Matthews, a local realtor who spent seven years on the Columbia City Council also mourned the loss of the McDowell campus. Saving McDowell was one of the reasons she voted for the increase initially.
She said the current school funding issue could be resolved at the state level if the county and all local municipalities pushed to lift a state moratorium on impact fees placed on the county.
Impact fees are stipends imposed by local government on new or proposed development projects to pay for all or a portion of the costs of the public services in a new development.
“The county is between a rock and a hard place,” Matthews said. “There is growth. There needs to be revenue. We can’t keep doing businesses this way. Property taxes are never going to fund the schools. That is not what we need in an especially high growth area like Spring Hill.”
Matthews said while impact fees for building a new home in Maury County cost about $2,000, a similarly-sized project in Williamson County would cost about $15,000 because the local government took authority, by a private act, to enforce an educational impact fee onto builders.
“We are not granted the same funding source as Williamson County,” Matthews said. “The county should be put on the same footing, and we are being denied that. I do not think that is equal representation under the law. Funding the schools is a county issue that keeps coming up. We have to make a path.”

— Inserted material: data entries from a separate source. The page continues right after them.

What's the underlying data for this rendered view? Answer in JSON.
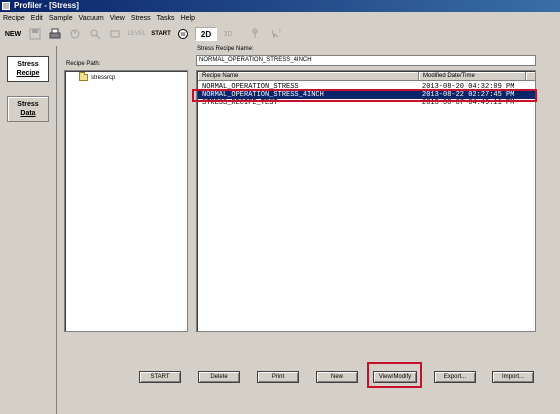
{
  "window": {
    "title": "Profiler - [Stress]"
  },
  "menu": [
    "Recipe",
    "Edit",
    "Sample",
    "Vacuum",
    "View",
    "Stress",
    "Tasks",
    "Help"
  ],
  "toolbar": {
    "new_label": "NEW",
    "level_label": "LEVEL",
    "start_label": "START",
    "mode_2d_label": "2D",
    "mode_3d_label": "3D",
    "icons": [
      "save-icon",
      "print-icon",
      "measure-icon",
      "search-icon",
      "scan-icon",
      "laser-icon",
      "tool-icon",
      "help-icon"
    ]
  },
  "sidebar": {
    "stress_recipe": {
      "line1": "Stress",
      "line2": "Recipe"
    },
    "stress_data": {
      "line1": "Stress",
      "line2": "Data"
    }
  },
  "recipe_path": {
    "label": "Recipe Path:",
    "folder": "stressrcp"
  },
  "recipe_name": {
    "label": "Stress Recipe Name:",
    "value": "NORMAL_OPERATION_STRESS_4INCH"
  },
  "table": {
    "columns": [
      "Recipe Name",
      "Modified Date/Time"
    ],
    "rows": [
      {
        "name": "NORMAL_OPERATION_STRESS",
        "date": "2013-08-20 04:32:09 PM",
        "selected": false
      },
      {
        "name": "NORMAL_OPERATION_STRESS_4INCH",
        "date": "2013-08-22 02:27:45 PM",
        "selected": true
      },
      {
        "name": "STRESS_RECIPE_TEST",
        "date": "2013-08-07 04:49:11 PM",
        "selected": false
      }
    ]
  },
  "buttons": {
    "start": "START",
    "delete": "Delete",
    "print": "Print",
    "new": "New",
    "view_modify": "View/Modify",
    "export": "Export...",
    "import": "Import..."
  },
  "colors": {
    "selection": "#0a246a",
    "highlight_box": "#c8102e",
    "window_bg": "#d4d0c8"
  }
}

Matthews said the introduction of higher impact fees would be the best opportunity to free the local government from the current cycle of funding woes.
“Growth needs to pay for growth,” she said.

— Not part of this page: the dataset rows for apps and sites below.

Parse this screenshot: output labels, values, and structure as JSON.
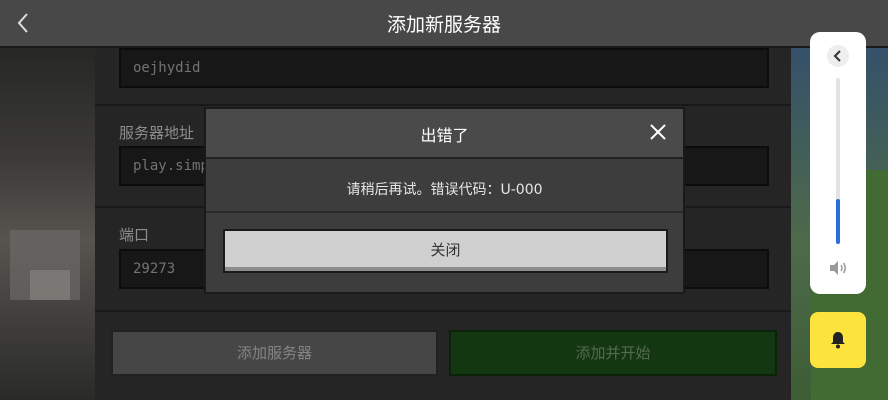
{
  "header": {
    "title": "添加新服务器"
  },
  "form": {
    "name_value": "oejhydid",
    "address_label": "服务器地址",
    "address_value": "play.simp",
    "port_label": "端口",
    "port_value": "29273",
    "add_server_label": "添加服务器",
    "add_and_start_label": "添加并开始"
  },
  "dialog": {
    "title": "出错了",
    "message": "请稍后再试。错误代码：U-000",
    "close_button_label": "关闭"
  },
  "volume_panel": {
    "level": 0.27
  },
  "colors": {
    "volume_fill": "#2a6fe0",
    "bell_button": "#fce33d",
    "start_button": "#1a4a16"
  },
  "icons": {
    "back": "chevron-left-icon",
    "close": "close-icon",
    "speaker": "speaker-icon",
    "bell": "bell-icon"
  }
}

Matthews said that at this moment, the school system is the county’s weakest link.
“The thing that hurts Maury County most is the education system,” Matthews said. “The first thing that people consider when moving here is the condition of the school system. That makes or breaks us right there. We have to compete. It is time for Maury County to take a stand on this.”
An uncertain road ahead
Now, the local school board and county commission continue to move forward with a budget deadline fast approaching and a decision to make about whether to implement a property tax increase. .
“I am a taxpayer,” Fulbright said. “I don’t want our property taxes to go up, but I also don’t want to see children sitting in overcrowded classrooms not able to learn — not having the supplies — and struggling to keep up with other students across the state.”
Fulbright said he believes there are greater needs than what the sales tax can address and that is why new borrowing has been proposed by the county commission.
“We could not just rely on the sales tax to make that happen. Whether it takes a property tax or something else to fund it that is up to our funding body to decide,” he said.
Reach Mike Christen at [email protected] and follow him on Twitter at @MikeChristenCDH.